Aim of the exercise - Please say how many lines in the records below contain the word "projektů", giving the number alone.

Data for processing -
--- START ---

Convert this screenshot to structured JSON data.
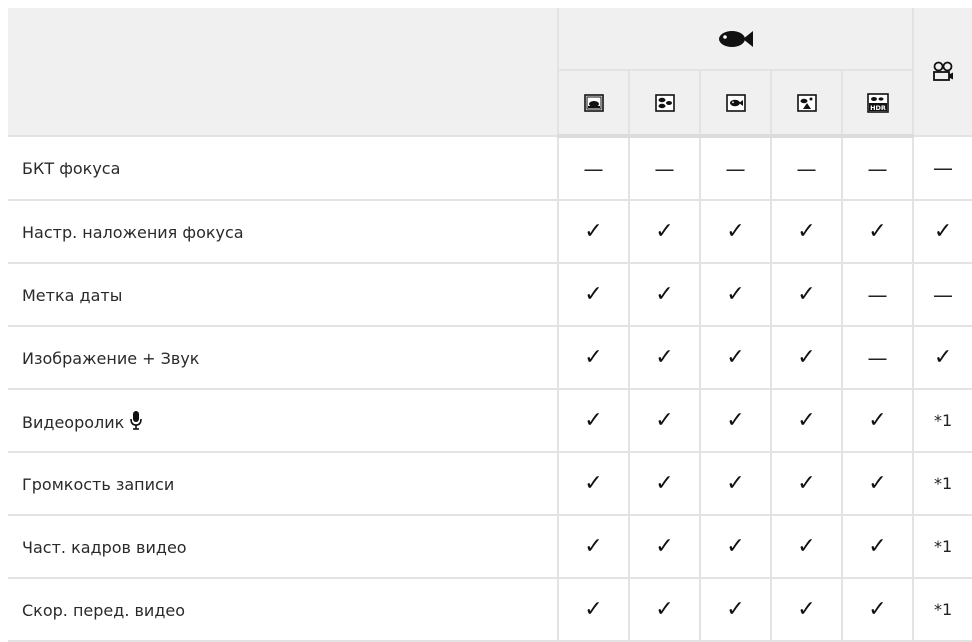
{
  "header": {
    "group_icon": "fish-icon",
    "movie_icon": "movie-camera-icon",
    "mode_icons": [
      "underwater-wide-icon",
      "underwater-macro-icon",
      "underwater-snapshot-icon",
      "underwater-microscope-icon",
      "underwater-hdr-icon"
    ],
    "hdr_text": "HDR"
  },
  "symbols": {
    "check": "✓",
    "dash": "—"
  },
  "rows": [
    {
      "label": "БКТ фокуса",
      "mic": false,
      "values": [
        "—",
        "—",
        "—",
        "—",
        "—",
        "—"
      ]
    },
    {
      "label": "Настр. наложения фокуса",
      "mic": false,
      "values": [
        "✓",
        "✓",
        "✓",
        "✓",
        "✓",
        "✓"
      ]
    },
    {
      "label": "Метка даты",
      "mic": false,
      "values": [
        "✓",
        "✓",
        "✓",
        "✓",
        "—",
        "—"
      ]
    },
    {
      "label": "Изображение + Звук",
      "mic": false,
      "values": [
        "✓",
        "✓",
        "✓",
        "✓",
        "—",
        "✓"
      ]
    },
    {
      "label": "Видеоролик",
      "mic": true,
      "values": [
        "✓",
        "✓",
        "✓",
        "✓",
        "✓",
        "*1"
      ]
    },
    {
      "label": "Громкость записи",
      "mic": false,
      "values": [
        "✓",
        "✓",
        "✓",
        "✓",
        "✓",
        "*1"
      ]
    },
    {
      "label": "Част. кадров видео",
      "mic": false,
      "values": [
        "✓",
        "✓",
        "✓",
        "✓",
        "✓",
        "*1"
      ]
    },
    {
      "label": "Скор. перед. видео",
      "mic": false,
      "values": [
        "✓",
        "✓",
        "✓",
        "✓",
        "✓",
        "*1"
      ]
    }
  ]
}
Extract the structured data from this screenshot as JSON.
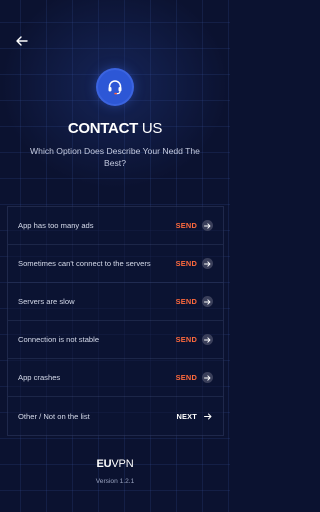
{
  "header": {
    "back_icon": "arrow-left-icon",
    "headset_icon": "headset-icon"
  },
  "title": {
    "bold": "CONTACT",
    "light": " US"
  },
  "subtitle": "Which Option Does Describe Your Nedd The Best?",
  "options": [
    {
      "label": "App has too many ads",
      "action": "SEND"
    },
    {
      "label": "Sometimes can't connect to the servers",
      "action": "SEND"
    },
    {
      "label": "Servers are slow",
      "action": "SEND"
    },
    {
      "label": "Connection is not stable",
      "action": "SEND"
    },
    {
      "label": "App crashes",
      "action": "SEND"
    },
    {
      "label": "Other / Not on the list",
      "action": "NEXT"
    }
  ],
  "brand": {
    "bold": "EU",
    "light": "VPN"
  },
  "version": "Version 1.2.1",
  "colors": {
    "background": "#0b1230",
    "accent_send": "#ff6a3d",
    "logo_blue": "#2d57d6"
  }
}
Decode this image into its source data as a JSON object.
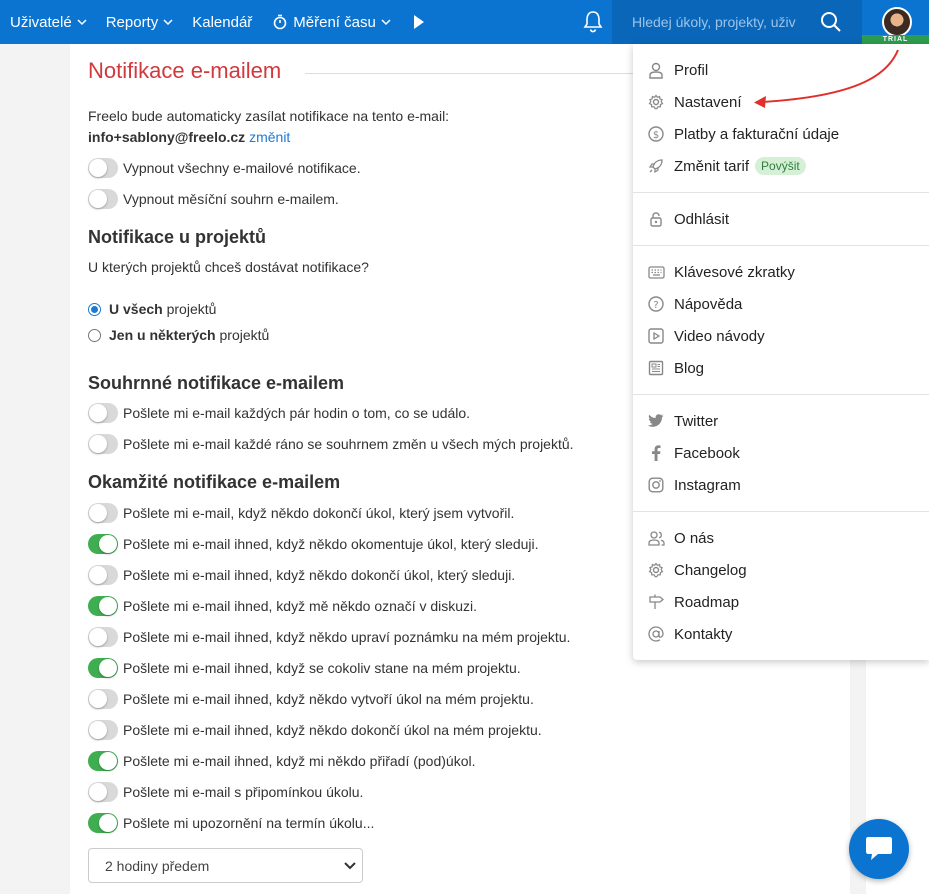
{
  "nav": {
    "users": "Uživatelé",
    "reports": "Reporty",
    "calendar": "Kalendář",
    "time": "Měření času"
  },
  "search": {
    "placeholder": "Hledej úkoly, projekty, uživ"
  },
  "account": {
    "trial_label": "TRIAL"
  },
  "page": {
    "title": "Notifikace e-mailem",
    "intro": "Freelo bude automaticky zasílat notifikace na tento e-mail:",
    "email": "info+sablony@freelo.cz",
    "change_link": "změnit",
    "email_toggles": [
      {
        "label": "Vypnout všechny e-mailové notifikace.",
        "on": false
      },
      {
        "label": "Vypnout měsíční souhrn e-mailem.",
        "on": false
      }
    ],
    "projects": {
      "heading": "Notifikace u projektů",
      "question": "U kterých projektů chceš dostávat notifikace?",
      "options": [
        {
          "bold": "U všech",
          "rest": " projektů",
          "selected": true
        },
        {
          "bold": "Jen u některých",
          "rest": " projektů",
          "selected": false
        }
      ]
    },
    "summary": {
      "heading": "Souhrnné notifikace e-mailem",
      "toggles": [
        {
          "label": "Pošlete mi e-mail každých pár hodin o tom, co se událo.",
          "on": false
        },
        {
          "label": "Pošlete mi e-mail každé ráno se souhrnem změn u všech mých projektů.",
          "on": false
        }
      ]
    },
    "instant": {
      "heading": "Okamžité notifikace e-mailem",
      "toggles": [
        {
          "label": "Pošlete mi e-mail, když někdo dokončí úkol, který jsem vytvořil.",
          "on": false
        },
        {
          "label": "Pošlete mi e-mail ihned, když někdo okomentuje úkol, který sleduji.",
          "on": true
        },
        {
          "label": "Pošlete mi e-mail ihned, když někdo dokončí úkol, který sleduji.",
          "on": false
        },
        {
          "label": "Pošlete mi e-mail ihned, když mě někdo označí v diskuzi.",
          "on": true
        },
        {
          "label": "Pošlete mi e-mail ihned, když někdo upraví poznámku na mém projektu.",
          "on": false
        },
        {
          "label": "Pošlete mi e-mail ihned, když se cokoliv stane na mém projektu.",
          "on": true
        },
        {
          "label": "Pošlete mi e-mail ihned, když někdo vytvoří úkol na mém projektu.",
          "on": false
        },
        {
          "label": "Pošlete mi e-mail ihned, když někdo dokončí úkol na mém projektu.",
          "on": false
        },
        {
          "label": "Pošlete mi e-mail ihned, když mi někdo přiřadí (pod)úkol.",
          "on": true
        },
        {
          "label": "Pošlete mi e-mail s připomínkou úkolu.",
          "on": false
        },
        {
          "label": "Pošlete mi upozornění na termín úkolu...",
          "on": true
        }
      ]
    },
    "reminder_select": "2 hodiny předem"
  },
  "menu": {
    "profile": "Profil",
    "settings": "Nastavení",
    "billing": "Platby a fakturační údaje",
    "plan": "Změnit tarif",
    "plan_badge": "Povýšit",
    "logout": "Odhlásit",
    "shortcuts": "Klávesové zkratky",
    "help": "Nápověda",
    "videos": "Video návody",
    "blog": "Blog",
    "twitter": "Twitter",
    "facebook": "Facebook",
    "instagram": "Instagram",
    "about": "O nás",
    "changelog": "Changelog",
    "roadmap": "Roadmap",
    "contacts": "Kontakty"
  },
  "colors": {
    "primary": "#0b74d1",
    "title_red": "#d0393d",
    "toggle_on": "#3fae51",
    "arrow_red": "#e0302c"
  }
}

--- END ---

Task result - 5